Información geoespacial para lograr sistemas alimentarios sostenibles

Online trainings to enhancing national capacities on agroecological zoning in Lao PDR

01/05/2019 - 31/07/2020

Agro-ecological zoning provides crucial information related to land suitability for different crop, farming practices, use of irrigation, and identification of constraints among many other potential uses. Future challenges for food security require actions based on new, high impact technologies. To properly guide decision makers to achieve sustainable productions and soil and water resources conservation, FAO provides technical support to enhance national capacities in Lao PDR to develop national specific agroecological zoning tools, technologies and approaches.

Considering the current Covid-19 crisis, FAO adapts and provides online training courses in support to national experts from the Department of Agricultural Land Management (DALaM) in the Ministry of Agriculture of Lao PDR under the project “Strengthening Agro-Climatic Monitoring and Information Systems” (SAMIS). “I realized the number of tools and technologies that are available for collaborating at distance, even in a technical field such as remote sensing” claims Gianluca Franceschini, a remote sensing expert of the Geospatial Unit of FAO. 

DALaM has fully equipped one office with IT equipment, open-source software, access to cloud-based web-applications for GIS and image processing tools to organize virtual meetings, transferring data, sharing documents, ideas and information. Such facilities help working at distance for experts located the Ministry of Agriculture in Vientiane, FAO regional office in Bangkok, FAO headquarters in Rome, a team of developers at the Asian Institute of Technology (AIT) in Bangkok as well as other partners and stakeholders. 
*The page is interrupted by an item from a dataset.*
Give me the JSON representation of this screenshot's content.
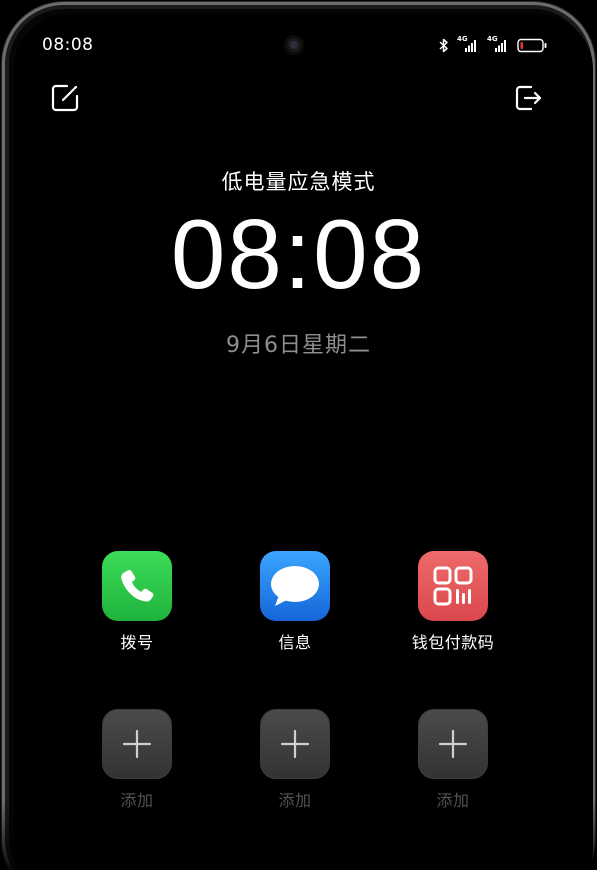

This online training was organised for five weeks (one session per week), aimed at enhancing national capacities in developing and using a software for generating maps of suitability of crops under various conditions to support land use planning and adaptation to climate change in the country. The tool, written in Python, requires an understanding of several disciplines spanning from climate, soil, agricultural management and the capacity to read a complex code with multiple modules. The training used a combination of tools such as Jupyter Notebook, generating results, export of sample data, presentations to explain the theory behind these concepts. The entire training took place in a collaborative virtual platform where participants can share their screens, issues and support can be provided at distance.